Finally, in the book, Kesey emphasizes that individuals who do not fit into the traditional image of a man are most effectively suppressed by fear and shame, since these are the most powerful tools of manipulation used by women. Generally, the motif of emasculation is one of the key ones in the book, demonstrating the ruining and overwhelming power of matriarchy. Almost all female characters of the novel demonstrate superiority over men by suppressing their sexuality by means of figurative castration, depriving them of a possibility to have sex with women, putting them to shame for their sexual debility, and implementing male rape as a method of punishment. For instance, to establish control over Harding, his wife accuses him of sexual impotence, and, in such a way, she justifies her adulteries. And even Miss Ratched, so hated by all the patients, is considered by him to be “unselfish as the wind, toiling thanklessly for the good of all, day after day, five long days a week (Kesey 61).” Such attitude towards women demonstrated by the character is one of the results of social pressure he experiences and is just another attempt to conceal his emasculation by pretending he adores women – just like all men do.

The only person who manages to help all the patients of the hospital to regain their masculinity is McMurphy. He is, actually, the example of “a real man” in the novel: he is rude, brutal, self-confident, and, what is more important, fearless. In contrast to Harding, McMurphy does not perceive women as superior and claims that the main source of men’s power over women is sexuality and freedom to express it. As a result, the patients of the hospital regain their self-confidence and inner power only after the main female suppressor – Miss Ratched – is briefly beaten, after almost being chocked to death by McMurphy. Only then they are the patients ready to get back to the real world, to fight for their place in society and therefore for who they are.

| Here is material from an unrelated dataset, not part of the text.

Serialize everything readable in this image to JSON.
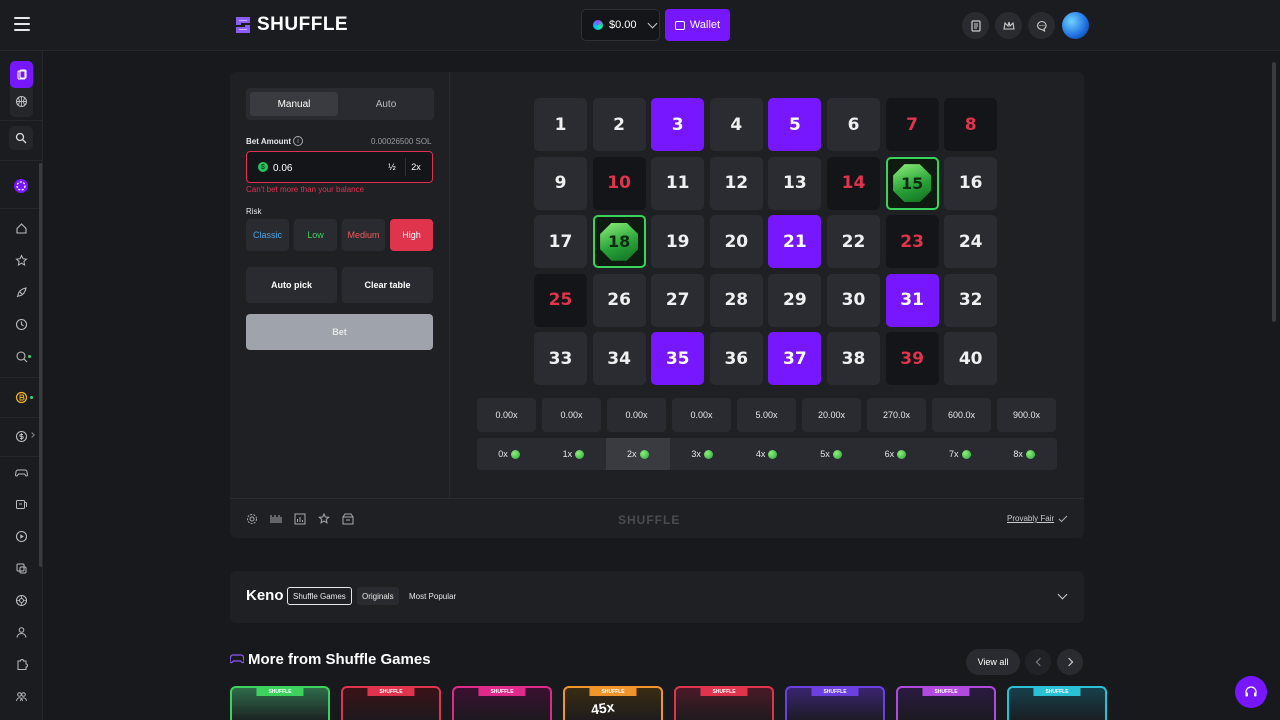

“One Flew Over the Cuckoo’s Nest” touches upon a set of important social problems. Among them are the problems of emasculation and homosexuality, and the attitude of the oppressing and controlling society to them. Dale Harding, being a man who does not conform to the generally accepted vision of masculinity, tries to conceal this fact from society being unable to resist social pressure. Representing all homosexuals, the character is portrayed by the author as a highly intelligent man whose education and dependence on social opinion make him suppress his desires. Moreover, he is described as a person whose willpower has been destroyed by the constant social pressure and fear to be exposed.

The author also emphasizes that those who do not fit into the image of “a real man” are especially discriminated by women who manipulate them by suppressing their sexual power. All these factors contributed to the situation that, in the twentieth century, most homosexuals, even those living in developed countries, had to conceal their orientation from the public. They were often forced either to pretend that they were “normal” and to make families with women suffering from constant psychological pressure or to lead an abstentious life and avoid romantic relationships.